So then, can God create a rock so heavy that even He can’t lift it? If we say no, He can’t, then there is something God can’t do, thus He must not be omnipotent.
It the answer is yes, He can, then if God can’t lift the rock, He is not omnipotent. Ha, gotcha! Answer that one, Christians! Continue reading
So when the woman saw that the tree was good for food, and that it was a delight to the eyes, and that the tree was to be desired to make one wise, she took of its fruit and ate, and she also gave some to her husband who was with her, and he ate. Then the eyes of both were opened, and they knew that they were naked. And they sewed fig leaves together and made themselves loincloths.
And they heard the sound of the LORD God walking in the garden in the cool of the day, and the man and his wife hid themselves from the presence of the LORD God among the trees of the garden. But the LORD God called to the man and said to him, “Where are you?” And he said, “I heard the sound of you in the garden, and I was afraid, because I was naked, and I hid myself.” [Gen 3:6-10]
Whatever made Adam think he could hide from God? Surely he knew God well enough to know that there is no hiding from Him. Continue reading
Isn’t it funny how you can read a passage of Scripture 5 times, 50 times, 500 times, and still not realise what it is talking about? That’s what Jesus rebuked Nicodemus about in John 3:10. And it is what I’ve experienced the many times I’ve read John chapter 3. It probably won’t be the last time either, so I can’t be too critical of Nicodemus.
Jesus had been explaining why Nicodemus – and all of us – need to be born again [see John 3:1-13]. And He was adamant that this new birth was entirely a work of God by the Holy Spirit, not something any of us are able to do for ourselves.
Then Jesus inserts these words that I’ve never before connected with the rest of the passage; “… as Moses lifted up the serpent in the wilderness, so must the Son of Man be lifted up, that whoever believes in him may have eternal life” [John 3:14-15].

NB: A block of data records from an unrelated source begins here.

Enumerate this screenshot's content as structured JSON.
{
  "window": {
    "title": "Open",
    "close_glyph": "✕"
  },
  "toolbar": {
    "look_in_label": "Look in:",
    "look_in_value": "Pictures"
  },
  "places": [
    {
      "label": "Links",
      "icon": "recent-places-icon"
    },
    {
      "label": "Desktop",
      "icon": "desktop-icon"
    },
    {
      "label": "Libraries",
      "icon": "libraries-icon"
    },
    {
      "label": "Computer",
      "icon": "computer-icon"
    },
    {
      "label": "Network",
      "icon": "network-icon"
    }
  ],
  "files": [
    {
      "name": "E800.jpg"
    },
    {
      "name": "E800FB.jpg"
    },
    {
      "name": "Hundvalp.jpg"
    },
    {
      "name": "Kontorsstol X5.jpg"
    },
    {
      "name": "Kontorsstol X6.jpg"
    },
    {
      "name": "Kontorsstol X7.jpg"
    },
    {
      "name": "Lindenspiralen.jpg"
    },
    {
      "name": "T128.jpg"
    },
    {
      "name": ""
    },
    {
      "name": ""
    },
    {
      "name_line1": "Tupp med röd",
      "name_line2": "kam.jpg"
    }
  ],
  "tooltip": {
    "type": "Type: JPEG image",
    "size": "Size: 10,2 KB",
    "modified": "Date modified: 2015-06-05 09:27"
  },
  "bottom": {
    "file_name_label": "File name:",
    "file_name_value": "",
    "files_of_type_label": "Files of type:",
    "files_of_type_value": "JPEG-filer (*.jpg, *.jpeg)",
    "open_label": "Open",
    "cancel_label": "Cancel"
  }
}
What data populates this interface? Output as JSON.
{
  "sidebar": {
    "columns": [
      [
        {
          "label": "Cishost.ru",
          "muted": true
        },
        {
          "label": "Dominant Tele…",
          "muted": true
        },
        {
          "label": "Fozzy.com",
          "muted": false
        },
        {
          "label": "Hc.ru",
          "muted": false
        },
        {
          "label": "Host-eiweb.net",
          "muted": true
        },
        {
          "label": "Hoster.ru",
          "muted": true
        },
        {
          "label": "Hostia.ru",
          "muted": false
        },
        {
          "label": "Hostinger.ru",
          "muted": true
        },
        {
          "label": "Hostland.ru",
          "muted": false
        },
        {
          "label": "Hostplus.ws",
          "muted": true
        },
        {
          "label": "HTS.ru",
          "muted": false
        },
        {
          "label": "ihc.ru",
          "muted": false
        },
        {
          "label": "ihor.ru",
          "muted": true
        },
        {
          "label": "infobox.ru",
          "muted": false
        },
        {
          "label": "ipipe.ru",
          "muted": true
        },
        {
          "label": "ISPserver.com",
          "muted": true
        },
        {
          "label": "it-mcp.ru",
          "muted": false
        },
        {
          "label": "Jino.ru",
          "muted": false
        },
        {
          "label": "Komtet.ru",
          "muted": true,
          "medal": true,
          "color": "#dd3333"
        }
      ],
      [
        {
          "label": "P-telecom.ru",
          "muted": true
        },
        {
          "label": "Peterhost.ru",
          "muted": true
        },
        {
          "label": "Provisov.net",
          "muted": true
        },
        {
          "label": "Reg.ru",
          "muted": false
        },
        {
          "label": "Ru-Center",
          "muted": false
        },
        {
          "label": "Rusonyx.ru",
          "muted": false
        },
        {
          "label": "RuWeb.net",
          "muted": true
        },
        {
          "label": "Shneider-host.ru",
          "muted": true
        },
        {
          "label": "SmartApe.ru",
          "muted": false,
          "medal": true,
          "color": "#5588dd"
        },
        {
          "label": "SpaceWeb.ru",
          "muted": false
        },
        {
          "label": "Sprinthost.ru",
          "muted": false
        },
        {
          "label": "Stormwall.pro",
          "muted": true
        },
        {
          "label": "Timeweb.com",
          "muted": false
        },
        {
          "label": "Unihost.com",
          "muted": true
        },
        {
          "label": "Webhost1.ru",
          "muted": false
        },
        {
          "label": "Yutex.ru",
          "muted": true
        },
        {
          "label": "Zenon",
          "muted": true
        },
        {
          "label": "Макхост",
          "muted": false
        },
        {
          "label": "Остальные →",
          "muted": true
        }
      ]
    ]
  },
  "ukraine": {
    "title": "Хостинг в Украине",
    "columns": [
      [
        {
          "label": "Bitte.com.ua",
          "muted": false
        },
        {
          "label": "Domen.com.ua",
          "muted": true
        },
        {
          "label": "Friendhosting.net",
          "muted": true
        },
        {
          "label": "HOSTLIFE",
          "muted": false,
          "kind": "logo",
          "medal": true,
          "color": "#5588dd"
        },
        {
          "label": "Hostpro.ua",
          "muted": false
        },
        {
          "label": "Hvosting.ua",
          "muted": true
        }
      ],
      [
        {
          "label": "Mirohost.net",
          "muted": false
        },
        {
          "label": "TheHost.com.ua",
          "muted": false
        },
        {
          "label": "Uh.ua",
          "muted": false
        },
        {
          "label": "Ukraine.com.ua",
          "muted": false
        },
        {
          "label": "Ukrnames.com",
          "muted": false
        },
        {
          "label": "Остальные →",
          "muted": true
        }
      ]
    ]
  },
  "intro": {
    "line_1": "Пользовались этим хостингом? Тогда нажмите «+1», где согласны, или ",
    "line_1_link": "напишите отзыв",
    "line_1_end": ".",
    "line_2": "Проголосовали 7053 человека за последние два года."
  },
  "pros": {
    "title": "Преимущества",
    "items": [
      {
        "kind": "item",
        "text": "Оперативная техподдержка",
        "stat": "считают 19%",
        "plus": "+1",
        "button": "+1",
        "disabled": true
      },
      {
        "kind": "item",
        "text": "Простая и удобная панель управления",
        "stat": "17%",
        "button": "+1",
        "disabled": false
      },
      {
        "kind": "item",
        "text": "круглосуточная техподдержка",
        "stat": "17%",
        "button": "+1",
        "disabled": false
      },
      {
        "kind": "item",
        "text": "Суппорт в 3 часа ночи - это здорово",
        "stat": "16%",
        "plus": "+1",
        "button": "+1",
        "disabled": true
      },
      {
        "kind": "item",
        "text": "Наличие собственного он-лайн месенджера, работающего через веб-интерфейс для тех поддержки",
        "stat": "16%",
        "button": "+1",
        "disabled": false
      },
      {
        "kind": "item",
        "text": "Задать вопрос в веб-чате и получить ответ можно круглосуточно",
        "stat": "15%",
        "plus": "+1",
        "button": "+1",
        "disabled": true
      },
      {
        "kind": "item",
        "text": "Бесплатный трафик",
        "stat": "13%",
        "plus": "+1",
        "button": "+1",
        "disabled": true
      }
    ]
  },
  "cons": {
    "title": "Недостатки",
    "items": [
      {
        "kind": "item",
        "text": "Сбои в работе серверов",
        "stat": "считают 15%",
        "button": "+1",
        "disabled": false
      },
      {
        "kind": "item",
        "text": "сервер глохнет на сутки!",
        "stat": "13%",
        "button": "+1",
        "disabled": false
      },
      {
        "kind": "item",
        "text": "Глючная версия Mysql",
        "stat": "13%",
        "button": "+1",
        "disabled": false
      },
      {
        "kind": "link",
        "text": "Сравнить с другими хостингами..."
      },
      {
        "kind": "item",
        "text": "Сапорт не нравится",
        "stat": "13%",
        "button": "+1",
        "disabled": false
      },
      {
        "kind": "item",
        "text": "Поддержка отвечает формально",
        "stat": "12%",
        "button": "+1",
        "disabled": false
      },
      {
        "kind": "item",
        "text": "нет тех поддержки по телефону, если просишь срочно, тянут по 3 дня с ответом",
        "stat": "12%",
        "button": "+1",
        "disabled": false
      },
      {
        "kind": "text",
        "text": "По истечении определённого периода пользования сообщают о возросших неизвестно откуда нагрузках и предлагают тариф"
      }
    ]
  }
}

As it turns out, they are critically important words for us to understand our part in the work of new birth, the work that is done entirely by God. Confused? Let’s see if we can shed some light on it. Continue reading